EXERCISE DESCRIPTION: Quote all of the data exactly as given. Skip every picture it contains.

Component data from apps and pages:
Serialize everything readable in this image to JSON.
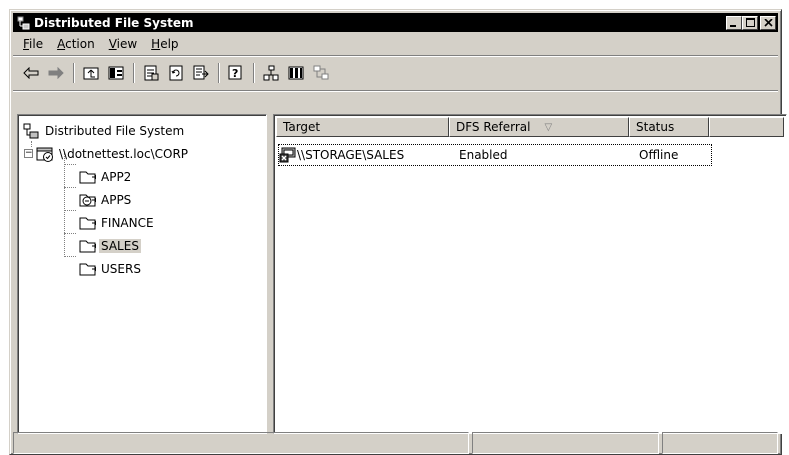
{
  "window": {
    "title": "Distributed File System",
    "title_icon": "dfs-icon",
    "controls": [
      "minimize",
      "maximize",
      "close"
    ]
  },
  "menu": {
    "items": [
      {
        "label": "File",
        "accel": "F"
      },
      {
        "label": "Action",
        "accel": "A"
      },
      {
        "label": "View",
        "accel": "V"
      },
      {
        "label": "Help",
        "accel": "H"
      }
    ]
  },
  "toolbar": {
    "buttons": [
      {
        "name": "back-icon",
        "glyph": "⇦"
      },
      {
        "name": "forward-icon",
        "glyph": "⇨"
      },
      {
        "name": "up-level-icon",
        "glyph": "⮤"
      },
      {
        "name": "show-hide-tree-icon",
        "glyph": "◧"
      },
      {
        "name": "properties-icon",
        "glyph": "🗎"
      },
      {
        "name": "refresh-icon",
        "glyph": "⟳"
      },
      {
        "name": "export-list-icon",
        "glyph": "⇥"
      },
      {
        "name": "help-icon",
        "glyph": "?"
      },
      {
        "name": "new-root-icon",
        "glyph": "⚲"
      },
      {
        "name": "columns-icon",
        "glyph": "▥"
      },
      {
        "name": "replication-icon",
        "glyph": "⚙"
      }
    ]
  },
  "tree": {
    "root_label": "Distributed File System",
    "namespace_label": "\\\\dotnettest.loc\\CORP",
    "links": [
      {
        "label": "APP2",
        "selected": false
      },
      {
        "label": "APPS",
        "selected": false
      },
      {
        "label": "FINANCE",
        "selected": false
      },
      {
        "label": "SALES",
        "selected": true
      },
      {
        "label": "USERS",
        "selected": false
      }
    ]
  },
  "list": {
    "columns": [
      "Target",
      "DFS Referral",
      "Status",
      ""
    ],
    "sorted_column": "DFS Referral",
    "rows": [
      {
        "target": "\\\\STORAGE\\SALES",
        "referral": "Enabled",
        "status": "Offline"
      }
    ]
  },
  "statusbar": {
    "panels": [
      "",
      "",
      ""
    ]
  }
}
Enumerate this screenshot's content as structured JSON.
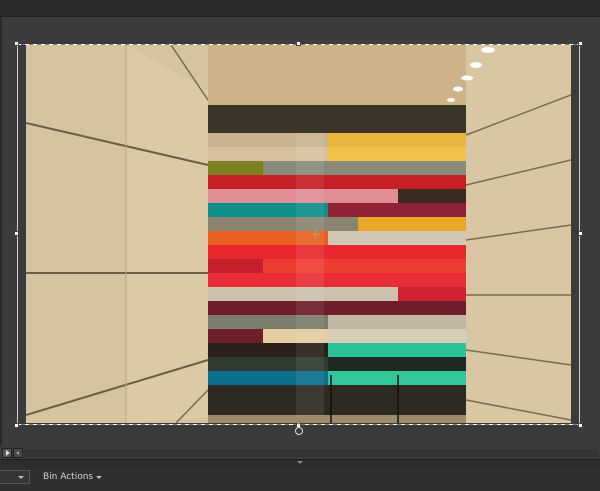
{
  "bottom_bar": {
    "bin_actions_label": "Bin Actions"
  },
  "commit": {
    "confirm_symbol": "✔",
    "cancel_symbol": "⦸"
  },
  "colors": {
    "accent_confirm": "#6cd04e",
    "accent_cancel": "#e0474a"
  },
  "icons": [
    "crosshair-icon",
    "play-icon",
    "scroll-left-icon",
    "chevron-down-icon",
    "commit-check-icon",
    "commit-cancel-icon"
  ]
}
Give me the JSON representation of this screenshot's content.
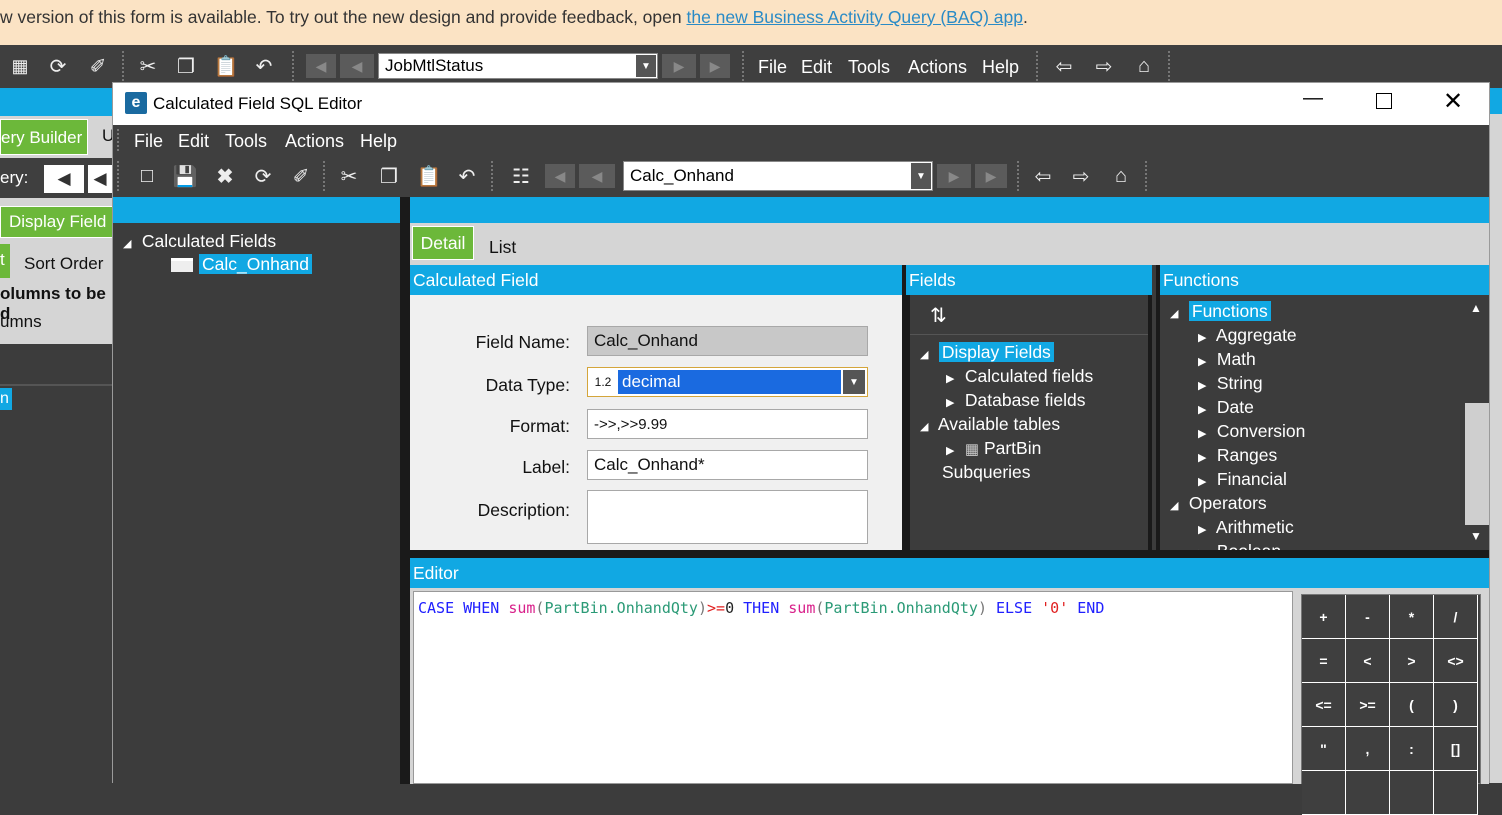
{
  "banner": {
    "text": "w version of this form is available. To try out the new design and provide feedback, open ",
    "link": "the new Business Activity Query (BAQ) app",
    "suffix": "."
  },
  "main_toolbar": {
    "combo_value": "JobMtlStatus",
    "menus": [
      "File",
      "Edit",
      "Tools",
      "Actions",
      "Help"
    ]
  },
  "background": {
    "query_builder_tab": "ery Builder",
    "u_tab": "U",
    "query_label": "ery:",
    "display_fields_tab": "Display Field",
    "t_tab": "t",
    "sort_order_tab": "Sort Order",
    "columns_bold": "olumns to be d",
    "columns": "umns",
    "n_item": "n"
  },
  "dialog": {
    "title": "Calculated Field SQL Editor",
    "menus": [
      "File",
      "Edit",
      "Tools",
      "Actions",
      "Help"
    ],
    "toolbar_combo": "Calc_Onhand",
    "tree": {
      "root": "Calculated Fields",
      "child": "Calc_Onhand"
    },
    "tabs": {
      "detail": "Detail",
      "list": "List"
    },
    "calc_field": {
      "header": "Calculated Field",
      "field_name_label": "Field Name:",
      "field_name": "Calc_Onhand",
      "data_type_label": "Data Type:",
      "data_type_badge": "1.2",
      "data_type": "decimal",
      "format_label": "Format:",
      "format": "->>,>>9.99",
      "label_label": "Label:",
      "label": "Calc_Onhand*",
      "description_label": "Description:",
      "description": ""
    },
    "fields": {
      "header": "Fields",
      "sort_icon": "↧",
      "display_fields": "Display Fields",
      "calculated_fields": "Calculated fields",
      "database_fields": "Database fields",
      "available_tables": "Available tables",
      "partbin": "PartBin",
      "subqueries": "Subqueries"
    },
    "functions": {
      "header": "Functions",
      "root": "Functions",
      "items": [
        "Aggregate",
        "Math",
        "String",
        "Date",
        "Conversion",
        "Ranges",
        "Financial"
      ],
      "operators": "Operators",
      "operator_items": [
        "Arithmetic",
        "Boolean"
      ]
    },
    "editor": {
      "header": "Editor",
      "tokens": [
        {
          "t": "CASE WHEN ",
          "c": "#2020ff"
        },
        {
          "t": "sum",
          "c": "#d8208a"
        },
        {
          "t": "(",
          "c": "#777"
        },
        {
          "t": "PartBin.OnhandQty",
          "c": "#2a9a76"
        },
        {
          "t": ")",
          "c": "#777"
        },
        {
          "t": ">=",
          "c": "#e02020"
        },
        {
          "t": "0 ",
          "c": "#222"
        },
        {
          "t": "THEN ",
          "c": "#2020ff"
        },
        {
          "t": "sum",
          "c": "#d8208a"
        },
        {
          "t": "(",
          "c": "#777"
        },
        {
          "t": "PartBin.OnhandQty",
          "c": "#2a9a76"
        },
        {
          "t": ") ",
          "c": "#777"
        },
        {
          "t": "ELSE ",
          "c": "#2020ff"
        },
        {
          "t": "'0' ",
          "c": "#e02020"
        },
        {
          "t": "END",
          "c": "#2020ff"
        }
      ]
    },
    "keypad": [
      [
        "+",
        "-",
        "*",
        "/"
      ],
      [
        "=",
        "<",
        ">",
        "<>"
      ],
      [
        "<=",
        ">=",
        "(",
        ")"
      ],
      [
        "\"",
        ",",
        ":",
        "[]"
      ],
      [
        "",
        "",
        "",
        ""
      ]
    ]
  }
}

OUTPUT:
Serialize everything readable in this image to JSON.
{
  "window": {
    "title": "Distributed File System",
    "title_icon": "dfs-icon",
    "controls": [
      "minimize",
      "maximize",
      "close"
    ]
  },
  "menu": {
    "items": [
      {
        "label": "File",
        "accel": "F"
      },
      {
        "label": "Action",
        "accel": "A"
      },
      {
        "label": "View",
        "accel": "V"
      },
      {
        "label": "Help",
        "accel": "H"
      }
    ]
  },
  "toolbar": {
    "buttons": [
      {
        "name": "back-icon",
        "glyph": "⇦"
      },
      {
        "name": "forward-icon",
        "glyph": "⇨"
      },
      {
        "name": "up-level-icon",
        "glyph": "⮤"
      },
      {
        "name": "show-hide-tree-icon",
        "glyph": "◧"
      },
      {
        "name": "properties-icon",
        "glyph": "🗎"
      },
      {
        "name": "refresh-icon",
        "glyph": "⟳"
      },
      {
        "name": "export-list-icon",
        "glyph": "⇥"
      },
      {
        "name": "help-icon",
        "glyph": "?"
      },
      {
        "name": "new-root-icon",
        "glyph": "⚲"
      },
      {
        "name": "columns-icon",
        "glyph": "▥"
      },
      {
        "name": "replication-icon",
        "glyph": "⚙"
      }
    ]
  },
  "tree": {
    "root_label": "Distributed File System",
    "namespace_label": "\\\\dotnettest.loc\\CORP",
    "links": [
      {
        "label": "APP2",
        "selected": false
      },
      {
        "label": "APPS",
        "selected": false
      },
      {
        "label": "FINANCE",
        "selected": false
      },
      {
        "label": "SALES",
        "selected": true
      },
      {
        "label": "USERS",
        "selected": false
      }
    ]
  },
  "list": {
    "columns": [
      "Target",
      "DFS Referral",
      "Status",
      ""
    ],
    "sorted_column": "DFS Referral",
    "rows": [
      {
        "target": "\\\\STORAGE\\SALES",
        "referral": "Enabled",
        "status": "Offline"
      }
    ]
  },
  "statusbar": {
    "panels": [
      "",
      "",
      ""
    ]
  }
}
Enumerate this screenshot's content as structured JSON.
{
  "bottom_bar": {
    "bin_actions_label": "Bin Actions"
  },
  "commit": {
    "confirm_symbol": "✔",
    "cancel_symbol": "⦸"
  },
  "colors": {
    "accent_confirm": "#6cd04e",
    "accent_cancel": "#e0474a"
  },
  "icons": [
    "crosshair-icon",
    "play-icon",
    "scroll-left-icon",
    "chevron-down-icon",
    "commit-check-icon",
    "commit-cancel-icon"
  ]
}
Give me the JSON representation of this screenshot's content.
{
  "banner": {
    "text": "w version of this form is available. To try out the new design and provide feedback, open ",
    "link": "the new Business Activity Query (BAQ) app",
    "suffix": "."
  },
  "main_toolbar": {
    "combo_value": "JobMtlStatus",
    "menus": [
      "File",
      "Edit",
      "Tools",
      "Actions",
      "Help"
    ]
  },
  "background": {
    "query_builder_tab": "ery Builder",
    "u_tab": "U",
    "query_label": "ery:",
    "display_fields_tab": "Display Field",
    "t_tab": "t",
    "sort_order_tab": "Sort Order",
    "columns_bold": "olumns to be d",
    "columns": "umns",
    "n_item": "n"
  },
  "dialog": {
    "title": "Calculated Field SQL Editor",
    "menus": [
      "File",
      "Edit",
      "Tools",
      "Actions",
      "Help"
    ],
    "toolbar_combo": "Calc_Onhand",
    "tree": {
      "root": "Calculated Fields",
      "child": "Calc_Onhand"
    },
    "tabs": {
      "detail": "Detail",
      "list": "List"
    },
    "calc_field": {
      "header": "Calculated Field",
      "field_name_label": "Field Name:",
      "field_name": "Calc_Onhand",
      "data_type_label": "Data Type:",
      "data_type_badge": "1.2",
      "data_type": "decimal",
      "format_label": "Format:",
      "format": "->>,>>9.99",
      "label_label": "Label:",
      "label": "Calc_Onhand*",
      "description_label": "Description:",
      "description": ""
    },
    "fields": {
      "header": "Fields",
      "sort_icon": "↧",
      "display_fields": "Display Fields",
      "calculated_fields": "Calculated fields",
      "database_fields": "Database fields",
      "available_tables": "Available tables",
      "partbin": "PartBin",
      "subqueries": "Subqueries"
    },
    "functions": {
      "header": "Functions",
      "root": "Functions",
      "items": [
        "Aggregate",
        "Math",
        "String",
        "Date",
        "Conversion",
        "Ranges",
        "Financial"
      ],
      "operators": "Operators",
      "operator_items": [
        "Arithmetic",
        "Boolean"
      ]
    },
    "editor": {
      "header": "Editor",
      "tokens": [
        {
          "t": "CASE WHEN ",
          "c": "#2020ff"
        },
        {
          "t": "sum",
          "c": "#d8208a"
        },
        {
          "t": "(",
          "c": "#777"
        },
        {
          "t": "PartBin.OnhandQty",
          "c": "#2a9a76"
        },
        {
          "t": ")",
          "c": "#777"
        },
        {
          "t": ">=",
          "c": "#e02020"
        },
        {
          "t": "0 ",
          "c": "#222"
        },
        {
          "t": "THEN ",
          "c": "#2020ff"
        },
        {
          "t": "sum",
          "c": "#d8208a"
        },
        {
          "t": "(",
          "c": "#777"
        },
        {
          "t": "PartBin.OnhandQty",
          "c": "#2a9a76"
        },
        {
          "t": ") ",
          "c": "#777"
        },
        {
          "t": "ELSE ",
          "c": "#2020ff"
        },
        {
          "t": "'0' ",
          "c": "#e02020"
        },
        {
          "t": "END",
          "c": "#2020ff"
        }
      ]
    },
    "keypad": [
      [
        "+",
        "-",
        "*",
        "/"
      ],
      [
        "=",
        "<",
        ">",
        "<>"
      ],
      [
        "<=",
        ">=",
        "(",
        ")"
      ],
      [
        "\"",
        ",",
        ":",
        "[]"
      ],
      [
        "",
        "",
        "",
        ""
      ]
    ]
  }
}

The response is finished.